TRY IT -
Looking at the entries, say how many lines contain the string "icon". Offer nothing besides the number.

(Data records)
——————————

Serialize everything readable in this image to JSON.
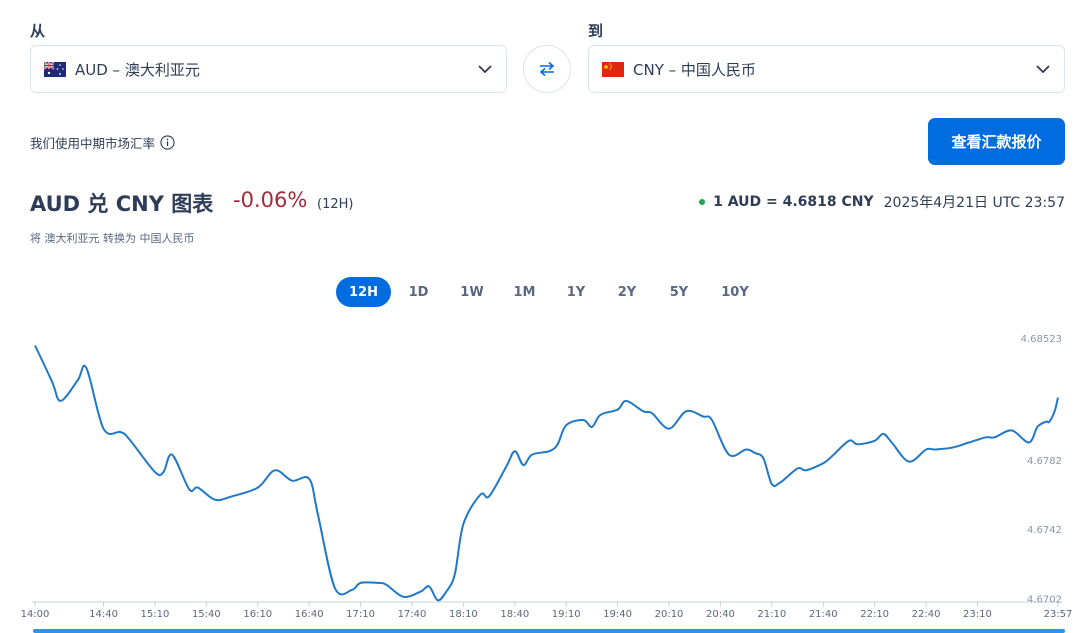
{
  "from": {
    "label": "从",
    "currency": "AUD – 澳大利亚元",
    "flag": "flag-australia-icon"
  },
  "to": {
    "label": "到",
    "currency": "CNY – 中国人民币",
    "flag": "flag-china-icon"
  },
  "note": "我们使用中期市场汇率",
  "quote_button": "查看汇款报价",
  "heading": {
    "title": "AUD 兑 CNY 图表",
    "change": "-0.06%",
    "period": "(12H)",
    "subtitle": "将 澳大利亚元 转换为 中国人民币"
  },
  "rate": {
    "value": "1 AUD = 4.6818 CNY",
    "timestamp": "2025年4月21日 UTC 23:57"
  },
  "timeframes": [
    "12H",
    "1D",
    "1W",
    "1M",
    "1Y",
    "2Y",
    "5Y",
    "10Y"
  ],
  "active_timeframe": "12H",
  "colors": {
    "accent": "#006ce0",
    "line": "#1f78c8",
    "negative": "#a22b3a",
    "live_dot": "#1fa54a"
  },
  "chart_data": {
    "type": "line",
    "x_ticks": [
      "14:00",
      "14:40",
      "15:10",
      "15:40",
      "16:10",
      "16:40",
      "17:10",
      "17:40",
      "18:10",
      "18:40",
      "19:10",
      "19:40",
      "20:10",
      "20:40",
      "21:10",
      "21:40",
      "22:10",
      "22:40",
      "23:10",
      "23:57"
    ],
    "y_ticks": [
      "4.68523",
      "4.6782",
      "4.6742",
      "4.6702"
    ],
    "ylim": [
      4.67,
      4.68523
    ],
    "x": [
      "14:00",
      "14:10",
      "14:15",
      "14:25",
      "14:30",
      "14:40",
      "14:50",
      "14:55",
      "15:10",
      "15:15",
      "15:20",
      "15:30",
      "15:35",
      "15:45",
      "15:55",
      "16:10",
      "16:20",
      "16:30",
      "16:40",
      "16:45",
      "16:55",
      "17:05",
      "17:10",
      "17:20",
      "17:25",
      "17:35",
      "17:45",
      "17:50",
      "17:55",
      "18:00",
      "18:05",
      "18:10",
      "18:20",
      "18:25",
      "18:35",
      "18:40",
      "18:45",
      "18:50",
      "19:00",
      "19:05",
      "19:10",
      "19:20",
      "19:25",
      "19:30",
      "19:40",
      "19:45",
      "19:55",
      "20:00",
      "20:10",
      "20:20",
      "20:30",
      "20:35",
      "20:45",
      "20:55",
      "21:00",
      "21:05",
      "21:10",
      "21:15",
      "21:25",
      "21:30",
      "21:40",
      "21:45",
      "21:55",
      "22:00",
      "22:10",
      "22:15",
      "22:20",
      "22:30",
      "22:40",
      "22:45",
      "22:55",
      "23:05",
      "23:15",
      "23:20",
      "23:30",
      "23:40",
      "23:45",
      "23:50",
      "23:52",
      "23:55",
      "23:57"
    ],
    "y": [
      4.6848,
      4.6827,
      4.6816,
      4.6828,
      4.6835,
      4.68,
      4.6798,
      4.6794,
      4.6775,
      4.6775,
      4.6785,
      4.6765,
      4.6766,
      4.6759,
      4.6761,
      4.6766,
      4.6776,
      4.677,
      4.6771,
      4.6751,
      4.6708,
      4.6707,
      4.6711,
      4.6711,
      4.671,
      4.6703,
      4.6706,
      4.6709,
      4.6701,
      4.6706,
      4.6716,
      4.6745,
      4.6762,
      4.6761,
      4.6778,
      4.6787,
      4.6779,
      4.6785,
      4.6787,
      4.6791,
      4.6802,
      4.6805,
      4.6801,
      4.6808,
      4.6811,
      4.6816,
      4.681,
      4.6809,
      4.68,
      4.681,
      4.6807,
      4.6805,
      4.6785,
      4.6788,
      4.6786,
      4.6783,
      4.6768,
      4.6769,
      4.6777,
      4.6776,
      4.678,
      4.6784,
      4.6793,
      4.6791,
      4.6793,
      4.6797,
      4.6792,
      4.6781,
      4.6788,
      4.6788,
      4.6789,
      4.6792,
      4.6795,
      4.6795,
      4.6799,
      4.6792,
      4.6801,
      4.6804,
      4.6804,
      4.681,
      4.6818
    ]
  }
}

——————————

SOLUTION -
2